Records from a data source
------------

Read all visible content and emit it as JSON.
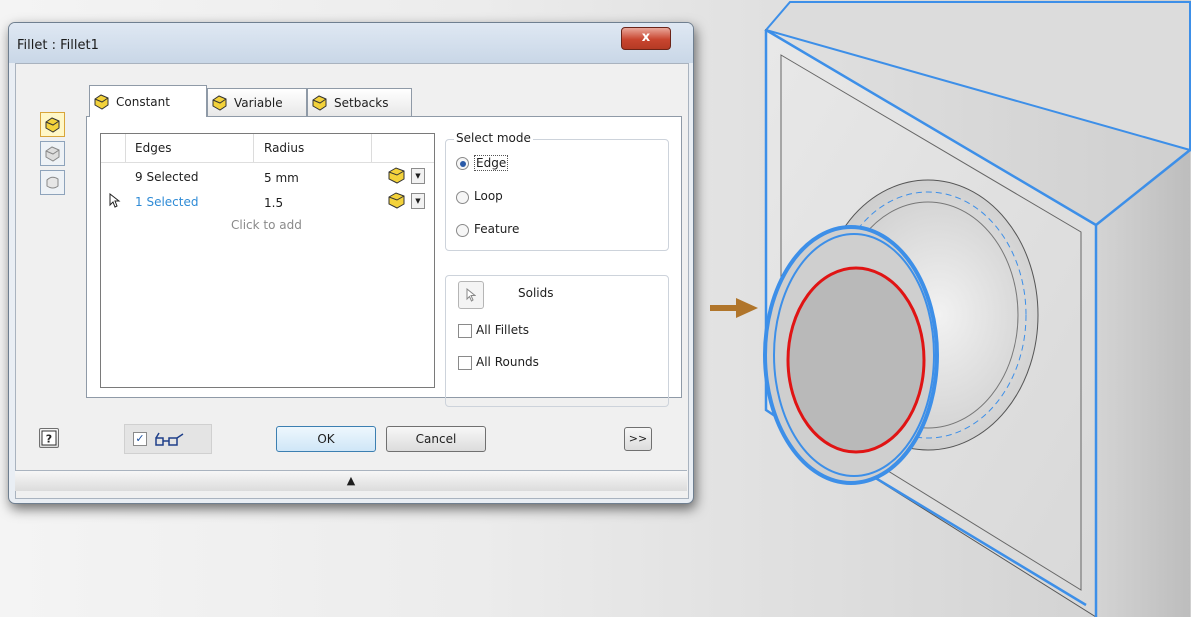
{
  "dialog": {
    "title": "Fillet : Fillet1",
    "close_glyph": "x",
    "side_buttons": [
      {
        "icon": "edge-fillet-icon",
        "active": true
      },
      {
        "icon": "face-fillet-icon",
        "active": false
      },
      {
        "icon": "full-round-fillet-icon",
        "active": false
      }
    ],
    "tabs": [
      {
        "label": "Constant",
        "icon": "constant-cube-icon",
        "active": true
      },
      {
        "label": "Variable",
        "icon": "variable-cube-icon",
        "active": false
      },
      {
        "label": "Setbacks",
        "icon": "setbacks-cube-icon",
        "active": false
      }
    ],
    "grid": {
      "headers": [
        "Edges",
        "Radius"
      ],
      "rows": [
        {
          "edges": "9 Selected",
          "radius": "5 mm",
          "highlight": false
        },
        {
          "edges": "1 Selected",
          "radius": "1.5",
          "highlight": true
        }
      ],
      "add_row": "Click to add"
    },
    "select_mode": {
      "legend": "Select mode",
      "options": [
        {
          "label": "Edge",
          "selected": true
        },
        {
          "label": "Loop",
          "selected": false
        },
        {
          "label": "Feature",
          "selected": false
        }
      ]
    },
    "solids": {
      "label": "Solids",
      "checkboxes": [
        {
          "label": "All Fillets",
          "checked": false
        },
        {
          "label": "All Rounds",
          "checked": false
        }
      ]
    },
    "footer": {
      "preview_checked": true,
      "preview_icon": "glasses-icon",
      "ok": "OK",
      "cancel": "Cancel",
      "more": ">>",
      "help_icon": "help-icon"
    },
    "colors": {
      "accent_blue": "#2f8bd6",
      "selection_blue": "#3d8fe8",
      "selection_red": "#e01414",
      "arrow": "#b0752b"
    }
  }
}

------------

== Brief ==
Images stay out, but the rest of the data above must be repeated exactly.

== Expected answer ==
Read all visible content and emit it as JSON.
{
  "dialog": {
    "title": "Fillet : Fillet1",
    "close_glyph": "x",
    "side_buttons": [
      {
        "icon": "edge-fillet-icon",
        "active": true
      },
      {
        "icon": "face-fillet-icon",
        "active": false
      },
      {
        "icon": "full-round-fillet-icon",
        "active": false
      }
    ],
    "tabs": [
      {
        "label": "Constant",
        "icon": "constant-cube-icon",
        "active": true
      },
      {
        "label": "Variable",
        "icon": "variable-cube-icon",
        "active": false
      },
      {
        "label": "Setbacks",
        "icon": "setbacks-cube-icon",
        "active": false
      }
    ],
    "grid": {
      "headers": [
        "Edges",
        "Radius"
      ],
      "rows": [
        {
          "edges": "9 Selected",
          "radius": "5 mm",
          "highlight": false
        },
        {
          "edges": "1 Selected",
          "radius": "1.5",
          "highlight": true
        }
      ],
      "add_row": "Click to add"
    },
    "select_mode": {
      "legend": "Select mode",
      "options": [
        {
          "label": "Edge",
          "selected": true
        },
        {
          "label": "Loop",
          "selected": false
        },
        {
          "label": "Feature",
          "selected": false
        }
      ]
    },
    "solids": {
      "label": "Solids",
      "checkboxes": [
        {
          "label": "All Fillets",
          "checked": false
        },
        {
          "label": "All Rounds",
          "checked": false
        }
      ]
    },
    "footer": {
      "preview_checked": true,
      "preview_icon": "glasses-icon",
      "ok": "OK",
      "cancel": "Cancel",
      "more": ">>",
      "help_icon": "help-icon"
    },
    "colors": {
      "accent_blue": "#2f8bd6",
      "selection_blue": "#3d8fe8",
      "selection_red": "#e01414",
      "arrow": "#b0752b"
    }
  }
}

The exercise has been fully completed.